Another aspect of the social media campaign around the trial that cannot be overlooked is the effort by activists to reach out to “big names” in search of support. Huge figures in international academia such as Noam Chomsky threw their support behind the campaign, as well as major political figures such as French Presidential candidate Jean-Luc Mélenchon.
Using the international links of various activists in the campaign, dozens of MEPs and other elected representatives from all around the world – including as far as Hong Kong – as well as major trade union figures(Such as UNITE the Union’s Len McCluskey representing millions of workers) all gave their support to the campaign. It was especially striking to people for them to see the (actually)falsely imprisoned Paddy Hill of the Birmingham Six get actively involved in the campaign. Jacobin, an American magazine with hundreds of thousands of followers, wrote in support of the campaign.
The result was a significant social and political legitimisation of the campaign in the first place, which translated into a deepening of support. The key point here is that the media in Ireland did not cover this – or rather, it covered it as little as it could get away with. While it was happy to give a platform to people to smear the defendants in the public arena, shaping people’s views on the protest in the years preceeding the trial. The media refused to show the broad level of international support for the campaign for fear of “prejudicing” the trial – that is, for fear it might impact people’s views on the protest, and more specifically might counteract the smearing of protesters that the same media had previously carried out.
The end result meant that social media had to do the legwork. At a point in the campaign, the Jobstown Not Guilty page was an endless stream of picture, video and text endorsements from various international figures, worker meetings, conferences and so on. Not many of these got wide recognition, but to this day I still see people with Noam Chomsky’s statement in support of the campaign as their profile pictures on social media.
Repeating the campaign
While it is right that we celebrate the clear and demonstrable success of the campaign, there needs to be a perspective kept. It’s clear that without social media and the huge hours put into building a social media campaign, that the public perception of the trial would have been different, and stacked much more against the defendants. While that perception (in theory) does not effect the legal outcome of not guilty, it does effect the political outcome. As a Socialist, I am fearless about politicising this trial, and as a result we need to be thinking about the lessons of the campaign and how to apply them in the future for political work.
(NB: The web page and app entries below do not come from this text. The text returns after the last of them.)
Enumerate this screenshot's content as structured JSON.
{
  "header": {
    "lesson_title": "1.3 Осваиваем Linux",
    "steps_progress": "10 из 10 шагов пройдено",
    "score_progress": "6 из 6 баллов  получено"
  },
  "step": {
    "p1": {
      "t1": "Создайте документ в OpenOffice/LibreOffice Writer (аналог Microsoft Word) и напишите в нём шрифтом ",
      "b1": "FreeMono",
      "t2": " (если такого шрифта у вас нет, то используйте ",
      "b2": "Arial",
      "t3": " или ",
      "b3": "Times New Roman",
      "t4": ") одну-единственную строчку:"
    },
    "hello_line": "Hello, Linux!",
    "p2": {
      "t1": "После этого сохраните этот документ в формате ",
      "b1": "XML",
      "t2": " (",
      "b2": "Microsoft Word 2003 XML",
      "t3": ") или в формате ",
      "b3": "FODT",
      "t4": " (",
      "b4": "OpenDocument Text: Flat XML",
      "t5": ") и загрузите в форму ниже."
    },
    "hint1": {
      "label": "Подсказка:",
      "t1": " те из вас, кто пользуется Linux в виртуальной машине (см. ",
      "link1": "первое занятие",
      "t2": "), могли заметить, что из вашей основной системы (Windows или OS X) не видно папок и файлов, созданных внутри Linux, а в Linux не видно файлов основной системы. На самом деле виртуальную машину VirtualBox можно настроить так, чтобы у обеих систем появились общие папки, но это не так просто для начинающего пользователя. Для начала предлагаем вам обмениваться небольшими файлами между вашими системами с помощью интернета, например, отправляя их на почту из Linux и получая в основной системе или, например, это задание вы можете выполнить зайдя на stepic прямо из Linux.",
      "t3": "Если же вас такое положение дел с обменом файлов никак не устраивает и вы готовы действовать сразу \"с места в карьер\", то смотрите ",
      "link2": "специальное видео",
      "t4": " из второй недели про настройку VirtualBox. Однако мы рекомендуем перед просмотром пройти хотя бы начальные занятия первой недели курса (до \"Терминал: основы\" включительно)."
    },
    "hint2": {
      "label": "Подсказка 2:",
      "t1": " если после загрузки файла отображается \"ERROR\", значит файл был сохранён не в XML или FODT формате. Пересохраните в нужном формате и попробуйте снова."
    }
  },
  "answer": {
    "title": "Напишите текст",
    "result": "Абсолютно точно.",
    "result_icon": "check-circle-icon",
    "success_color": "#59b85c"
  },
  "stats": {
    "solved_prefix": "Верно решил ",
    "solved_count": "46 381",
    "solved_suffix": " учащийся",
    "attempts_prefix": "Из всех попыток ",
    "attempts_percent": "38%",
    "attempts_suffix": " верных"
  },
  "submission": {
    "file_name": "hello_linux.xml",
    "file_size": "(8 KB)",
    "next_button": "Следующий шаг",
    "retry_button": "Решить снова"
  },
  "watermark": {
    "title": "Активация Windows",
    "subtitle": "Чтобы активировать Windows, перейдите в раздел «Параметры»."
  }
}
Can the methods of Jobstown Not Guilty and Solidarity’s reports be applied to working class struggles? Can we use them to put pressure on the establishment parties and to vie in a serious way for narrative hegemony? I think the answer is a resounding “Yes”. The question then is a matter of organisation and building independent media which has a clear political line and a combative approach. With proper resources, human and otherwise, there is no doubt that the success of the campaign can be duplicated across various issues, and that these successes can be used to build media organs of the working class which can dominate the narrative. In the past, working class parties had papers with a circulation and readership that eclipsed pro-capitalist media. That time can come again, and is coming again.